Linezolid MOA Inhibits peptidyl transferase of 50S/30S initiation in process of protein synthesis. Class of oxazolidinone DOC Vancomycin resistant bugs (Daptomycin can be used) Chloramphenicol MOA Inhibits 50S peptidyltransferase activity SE Aplastic anemia (not dose dependent), Gray baby syndrome (in premature infants because they lack liver UDP glucuronyl transferase) Leads to failure to thrive & vasomotor collapse = death used to treat meningitis (H influenza, N meningitides, Strep pneumo)

Microcytic Sideroblastic Anemia can be caused by: MCC = Alcohol Chloramphenicol INH Pyrazinamide Lead poisoning PABA/Folic Acid Pathway Inhibitors: Methotrexate MOA Inhibits dihydrofolate reductase inhibits the synthesis of DNA (S-phase), RNA, thymidylates, and proteins Indications Ectopic pregnancy, molar, rapidly dividing cancers SE Neutropenia (Rescue: Leukovorin = Folonic Acid)

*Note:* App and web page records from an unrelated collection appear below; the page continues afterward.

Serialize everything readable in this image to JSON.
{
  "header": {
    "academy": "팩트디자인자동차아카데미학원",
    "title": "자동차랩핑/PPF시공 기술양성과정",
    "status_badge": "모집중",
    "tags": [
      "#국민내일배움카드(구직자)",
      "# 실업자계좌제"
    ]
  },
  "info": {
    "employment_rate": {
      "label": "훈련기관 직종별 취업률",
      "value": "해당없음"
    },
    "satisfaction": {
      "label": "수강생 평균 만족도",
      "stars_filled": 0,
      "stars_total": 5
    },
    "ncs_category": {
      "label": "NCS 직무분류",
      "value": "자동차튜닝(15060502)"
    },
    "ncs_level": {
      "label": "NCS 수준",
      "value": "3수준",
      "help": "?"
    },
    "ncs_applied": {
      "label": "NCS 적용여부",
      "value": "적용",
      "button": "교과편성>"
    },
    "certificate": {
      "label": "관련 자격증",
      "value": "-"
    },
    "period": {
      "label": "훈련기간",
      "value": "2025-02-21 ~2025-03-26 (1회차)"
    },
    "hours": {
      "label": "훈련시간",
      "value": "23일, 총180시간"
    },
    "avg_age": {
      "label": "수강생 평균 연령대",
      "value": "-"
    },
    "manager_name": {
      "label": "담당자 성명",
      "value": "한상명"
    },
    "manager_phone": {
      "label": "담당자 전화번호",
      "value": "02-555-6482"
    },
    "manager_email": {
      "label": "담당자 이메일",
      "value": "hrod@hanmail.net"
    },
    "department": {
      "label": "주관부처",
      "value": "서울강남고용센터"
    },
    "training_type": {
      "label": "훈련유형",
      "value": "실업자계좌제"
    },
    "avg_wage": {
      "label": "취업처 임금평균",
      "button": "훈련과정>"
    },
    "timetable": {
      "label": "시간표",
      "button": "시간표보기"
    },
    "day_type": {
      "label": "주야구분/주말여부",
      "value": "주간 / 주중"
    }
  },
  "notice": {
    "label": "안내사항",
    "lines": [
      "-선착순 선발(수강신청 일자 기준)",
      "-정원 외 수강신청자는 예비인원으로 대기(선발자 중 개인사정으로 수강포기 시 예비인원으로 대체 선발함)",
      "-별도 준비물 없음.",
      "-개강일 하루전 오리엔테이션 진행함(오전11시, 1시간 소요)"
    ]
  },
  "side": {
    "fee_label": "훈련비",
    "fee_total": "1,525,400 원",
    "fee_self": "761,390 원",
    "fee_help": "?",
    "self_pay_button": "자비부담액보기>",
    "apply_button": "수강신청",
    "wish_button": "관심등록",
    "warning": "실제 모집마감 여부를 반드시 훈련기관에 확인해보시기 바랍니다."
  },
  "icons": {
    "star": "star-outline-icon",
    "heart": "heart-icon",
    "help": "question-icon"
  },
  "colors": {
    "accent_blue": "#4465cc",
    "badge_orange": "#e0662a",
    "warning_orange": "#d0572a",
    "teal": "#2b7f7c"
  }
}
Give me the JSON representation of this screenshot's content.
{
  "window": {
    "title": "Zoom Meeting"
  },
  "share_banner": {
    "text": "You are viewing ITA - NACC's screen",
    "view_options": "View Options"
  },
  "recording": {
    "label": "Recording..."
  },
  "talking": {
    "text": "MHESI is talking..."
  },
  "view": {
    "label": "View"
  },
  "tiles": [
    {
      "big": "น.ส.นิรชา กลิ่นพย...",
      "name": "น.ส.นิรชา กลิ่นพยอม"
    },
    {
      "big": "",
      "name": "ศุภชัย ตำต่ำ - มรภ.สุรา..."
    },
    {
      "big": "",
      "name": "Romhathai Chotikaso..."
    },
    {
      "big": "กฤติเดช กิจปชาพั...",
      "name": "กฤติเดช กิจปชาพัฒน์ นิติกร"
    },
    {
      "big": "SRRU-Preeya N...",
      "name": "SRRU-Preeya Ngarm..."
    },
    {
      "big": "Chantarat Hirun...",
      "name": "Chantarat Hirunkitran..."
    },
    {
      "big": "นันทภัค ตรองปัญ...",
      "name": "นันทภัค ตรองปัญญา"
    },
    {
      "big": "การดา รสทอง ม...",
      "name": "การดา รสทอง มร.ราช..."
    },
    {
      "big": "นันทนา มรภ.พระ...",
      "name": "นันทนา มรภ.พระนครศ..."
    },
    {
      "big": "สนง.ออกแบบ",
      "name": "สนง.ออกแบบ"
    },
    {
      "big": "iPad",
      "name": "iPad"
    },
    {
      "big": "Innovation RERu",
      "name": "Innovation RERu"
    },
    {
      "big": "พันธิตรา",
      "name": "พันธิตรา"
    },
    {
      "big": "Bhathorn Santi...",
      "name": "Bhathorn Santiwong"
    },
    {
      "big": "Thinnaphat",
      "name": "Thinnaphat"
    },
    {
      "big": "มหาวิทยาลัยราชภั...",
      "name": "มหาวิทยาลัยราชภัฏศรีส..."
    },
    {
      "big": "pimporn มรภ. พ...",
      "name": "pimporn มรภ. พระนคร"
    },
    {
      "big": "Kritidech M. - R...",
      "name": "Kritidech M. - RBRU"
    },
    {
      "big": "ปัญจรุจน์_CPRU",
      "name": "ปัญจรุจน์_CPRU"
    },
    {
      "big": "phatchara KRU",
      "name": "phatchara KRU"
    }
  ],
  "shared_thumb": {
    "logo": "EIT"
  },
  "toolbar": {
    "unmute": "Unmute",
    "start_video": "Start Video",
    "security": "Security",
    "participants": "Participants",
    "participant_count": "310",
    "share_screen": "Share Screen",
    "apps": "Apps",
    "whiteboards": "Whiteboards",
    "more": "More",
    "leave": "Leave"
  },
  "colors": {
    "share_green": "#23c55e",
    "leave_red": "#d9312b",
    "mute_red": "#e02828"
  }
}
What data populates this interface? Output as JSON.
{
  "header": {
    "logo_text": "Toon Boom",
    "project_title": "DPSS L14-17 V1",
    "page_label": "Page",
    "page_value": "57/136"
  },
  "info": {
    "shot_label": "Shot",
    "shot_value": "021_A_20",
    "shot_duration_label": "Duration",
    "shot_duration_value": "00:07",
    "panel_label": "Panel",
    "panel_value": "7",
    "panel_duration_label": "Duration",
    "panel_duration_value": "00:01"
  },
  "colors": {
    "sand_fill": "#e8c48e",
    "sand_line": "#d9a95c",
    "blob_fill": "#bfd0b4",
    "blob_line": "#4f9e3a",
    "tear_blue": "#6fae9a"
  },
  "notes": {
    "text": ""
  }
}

SMX, sulfonamides PABA antimetabolites inhibit dihydropteroate synthetase. Gram(+) & (-) Nocardia, Chlamydia Triple sulfas or SMX for simple UTI. SE Hypersensitivity reactions, Hemolysisi if G6PD deficient, Nephrotoxicity (interstitial nephritis), photosensitivity

Trimethoprim MOA Inhibits bacterial dihydrofolate reductase. Used in combination w/ sulfonamides for UTI infections SE Megaloblastic anemia, leucopenia, granulocytopenia

Dapsone, acedapsone, aldesulfone DOC Prophylactic for infection in HIV, multiple myeloma, Leprae (acid-fast bacillus that likes cool temperatures, infects skin & superficial nerves) SE Hymolysis and methemoglobinemia

Infectious Endocarditis Native Valve Endocarditis =NVE (Nafcillin + Gentamycin) or (Vancomycin + Gentamycin) Prosthetic Valve Endocarditis = PVE (Nafcillin + Gentamycin + Rifampin) or (Vancomycin + Gentamycin + Rifampin)